Matter of AIMEE J., Sarah J. and Shanieka J. Cattaraugus County Department of Social Services, Petitioner-Respondent; Florence Z., Respondent-Appellant.

Decided: November 17, 2006

PRESENT:  SCUDDER, J.P., KEHOE, MARTOCHE, AND GREEN, JJ. Mark S. Williams, Public Defender, Olean (Claudia G. Catalano of Counsel), for Respondent-Appellant. Steven J. Riley, Olean, for Petitioner-Respondent. Michael D. Burke, Law Guardian, Olean, for Aimee J., Sarah J. and Shanieka J.

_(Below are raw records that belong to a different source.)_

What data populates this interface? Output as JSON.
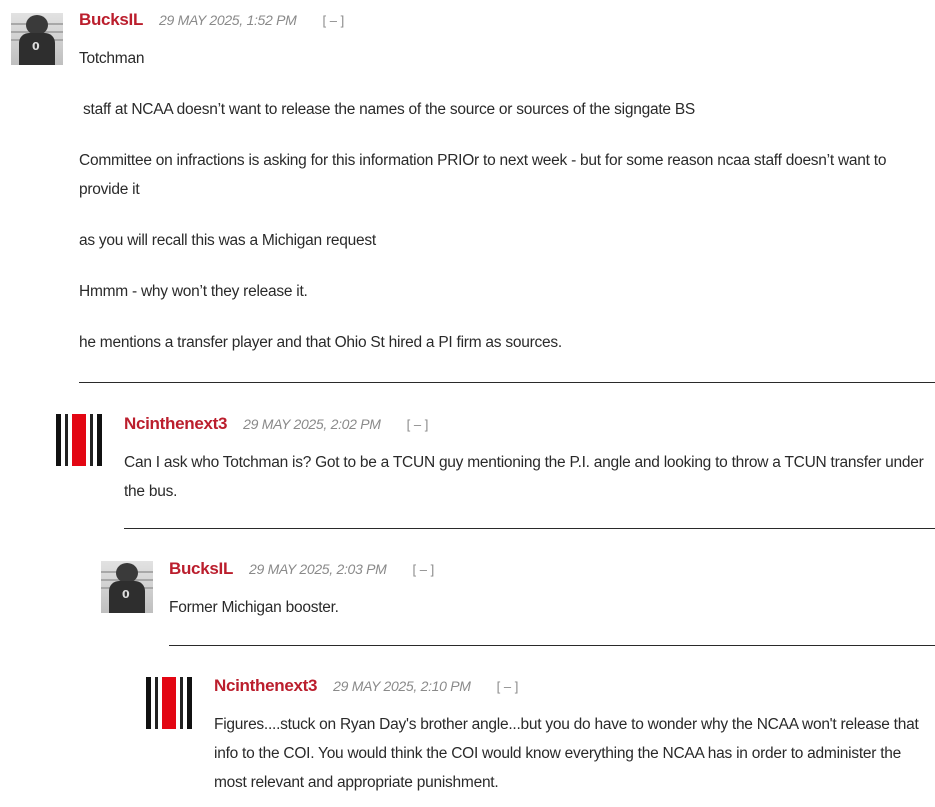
{
  "comments": [
    {
      "author": "BucksIL",
      "timestamp": "29 MAY 2025, 1:52 PM",
      "collapse_label": "[ – ]",
      "avatar": "player-avatar",
      "paragraphs": [
        "Totchman",
        " staff at NCAA doesn’t want to release the names of the source or sources of the signgate BS",
        "Committee on infractions is asking for this information PRIOr to next week - but for some reason ncaa staff doesn’t want to provide it",
        "as you will recall this was a Michigan request",
        "Hmmm - why won’t they release it.",
        "he mentions a transfer player and that Ohio St hired a PI firm as sources."
      ]
    },
    {
      "author": "Ncinthenext3",
      "timestamp": "29 MAY 2025, 2:02 PM",
      "collapse_label": "[ – ]",
      "avatar": "striped-avatar",
      "paragraphs": [
        "Can I ask who Totchman is?  Got to be a TCUN guy mentioning the P.I. angle and looking to throw a TCUN transfer under the bus."
      ]
    },
    {
      "author": "BucksIL",
      "timestamp": "29 MAY 2025, 2:03 PM",
      "collapse_label": "[ – ]",
      "avatar": "player-avatar",
      "paragraphs": [
        "Former Michigan booster."
      ]
    },
    {
      "author": "Ncinthenext3",
      "timestamp": "29 MAY 2025, 2:10 PM",
      "collapse_label": "[ – ]",
      "avatar": "striped-avatar",
      "paragraphs": [
        "Figures....stuck on Ryan Day's brother angle...but you do have to wonder why the NCAA won't release that info to the COI.  You would think the COI would know everything the NCAA has in order to administer the most relevant and appropriate punishment."
      ]
    }
  ],
  "colors": {
    "author": "#bb1e2d",
    "meta": "#8a8a8a",
    "text": "#2a2a2a"
  }
}
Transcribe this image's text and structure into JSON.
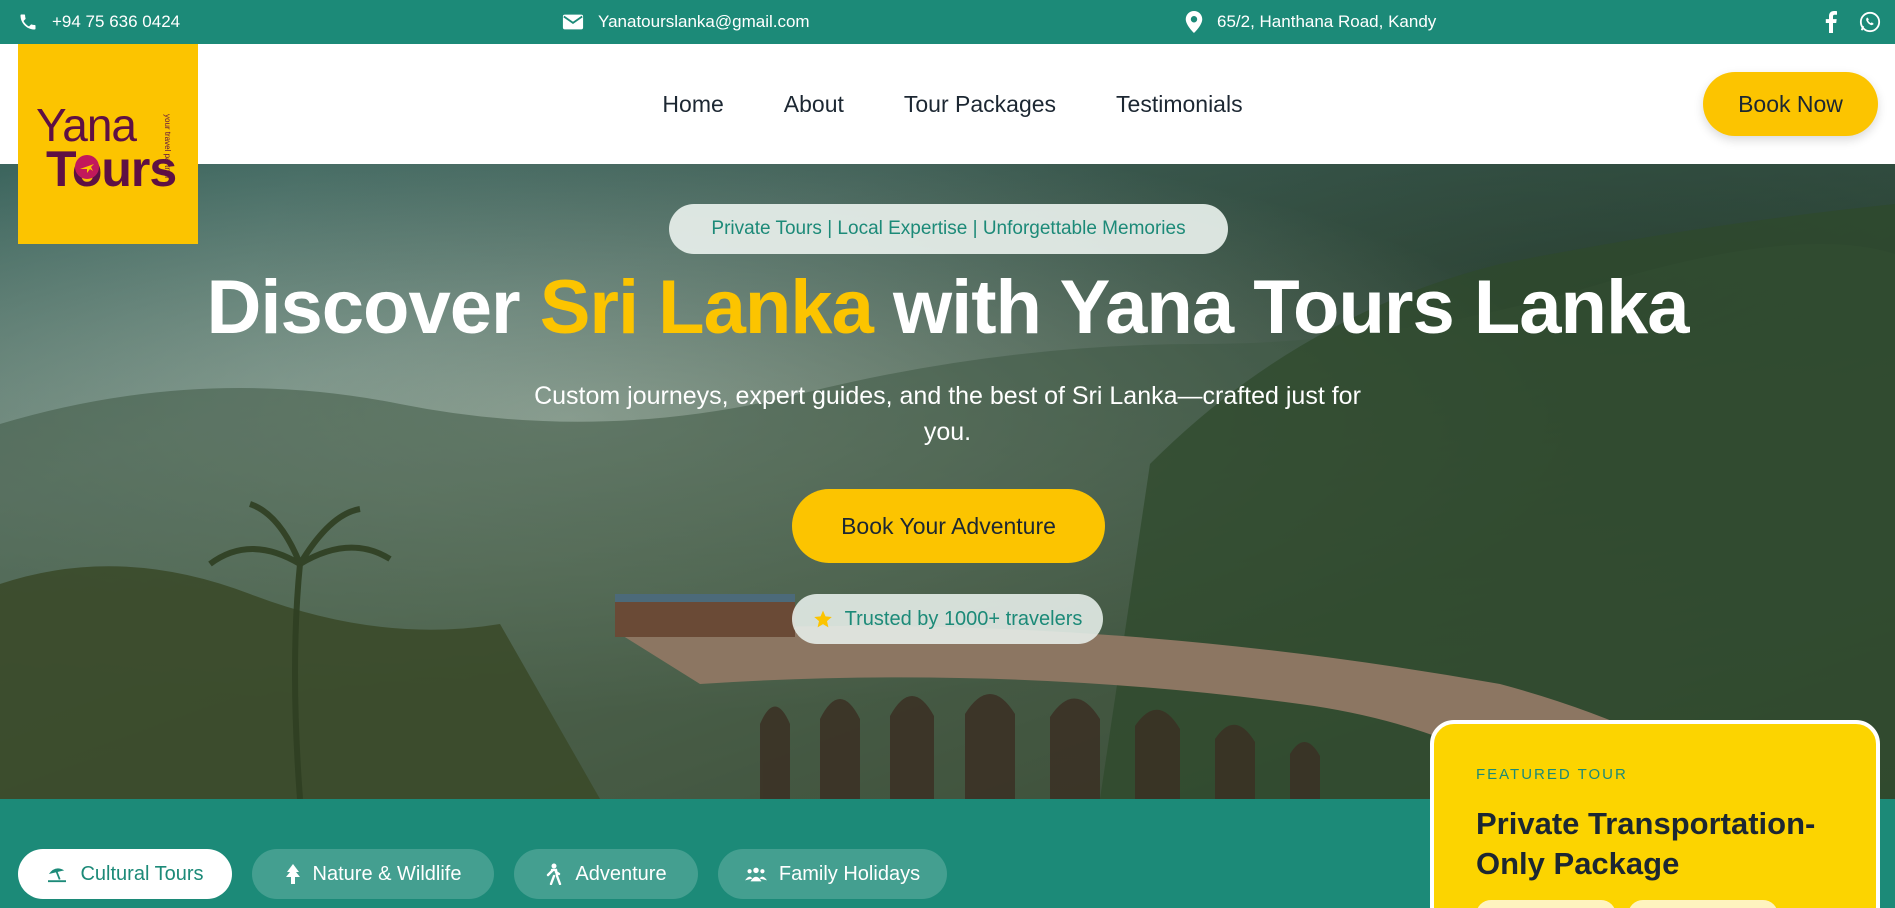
{
  "topbar": {
    "phone": "+94 75 636 0424",
    "email": "Yanatourslanka@gmail.com",
    "address": "65/2, Hanthana Road, Kandy",
    "icons": [
      "phone-icon",
      "mail-icon",
      "location-pin-icon",
      "facebook-icon",
      "whatsapp-icon"
    ]
  },
  "brand": {
    "name_top": "Yana",
    "name_bottom": "Tours",
    "tagline": "your travel partner"
  },
  "nav": {
    "items": [
      "Home",
      "About",
      "Tour Packages",
      "Testimonials"
    ],
    "book_label": "Book Now"
  },
  "hero": {
    "pill": "Private Tours | Local Expertise | Unforgettable Memories",
    "headline_pre": "Discover ",
    "headline_highlight": "Sri Lanka",
    "headline_post": " with Yana Tours Lanka",
    "subline": "Custom journeys, expert guides, and the best of Sri Lanka—crafted just for you.",
    "cta_label": "Book Your Adventure",
    "trusted_label": "Trusted by 1000+ travelers"
  },
  "categories": [
    {
      "label": "Cultural Tours",
      "icon": "umbrella-beach-icon",
      "active": true
    },
    {
      "label": "Nature & Wildlife",
      "icon": "tree-icon",
      "active": false
    },
    {
      "label": "Adventure",
      "icon": "hiking-icon",
      "active": false
    },
    {
      "label": "Family Holidays",
      "icon": "users-icon",
      "active": false
    }
  ],
  "featured": {
    "kicker": "FEATURED TOUR",
    "title": "Private Transportation-Only Package"
  },
  "colors": {
    "teal": "#1c8a78",
    "yellow": "#fcc400",
    "brand_purple": "#5e1044",
    "text_dark": "#1c2732"
  }
}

 Respondent appeals from an order that, inter alia, continued the order of placement of her three children with petitioner upon a finding that she willfully violated the order of disposition in the underlying neglect proceeding.   The order of disposition, inter alia, prohibited respondent from having contact with her former paramour, a level three sex offender.   Contrary to respondent's contention, Family Court properly determined that petitioner established by a preponderance of the evidence that respondent continued to have contact with her former paramour in willful violation of that order (see Family Ct. Act § 1046[b][i];  § 1072). Although petitioner relied upon hearsay evidence, i.e., the testimony of two caseworkers with respect to the out-of-court statements of respondent's three children, “[t]he statements of each of the three [children] ․ tend to support the statements of the others and, viewed together, give sufficient indicia of reliability to each [child's] out-of-court statements” (Matter of Nicole V., 71 N.Y.2d 112, 124, 524 N.Y.S.2d 19, 518 N.E.2d 914;  see Matter of Justin O., 28 A.D.3d 877, 879, 813 N.Y.S.2d 800;  Matter of Tylena S. v. Darin J., 4 A.D.3d 568, 570-571, 771 N.Y.S.2d 592;  Matter of Rebecca S., 269 A.D.2d 833, 703 N.Y.S.2d 626).  “The reliability of such corroboration is a determination entrusted in the first instance to [the court's] considerable discretion” (Matter of Frank Y., 11 A.D.3d 740, 742, 783 N.Y.S.2d 123).   We conclude that the court did not abuse its discretion in crediting the statements of respondent's children rather than the denial of respondent that she intentionally had contact with her former paramour, and therefore properly determined that respondent willfully violated the order of disposition.

It is hereby ORDERED that the order so appealed from be and the same hereby is unanimously affirmed without costs.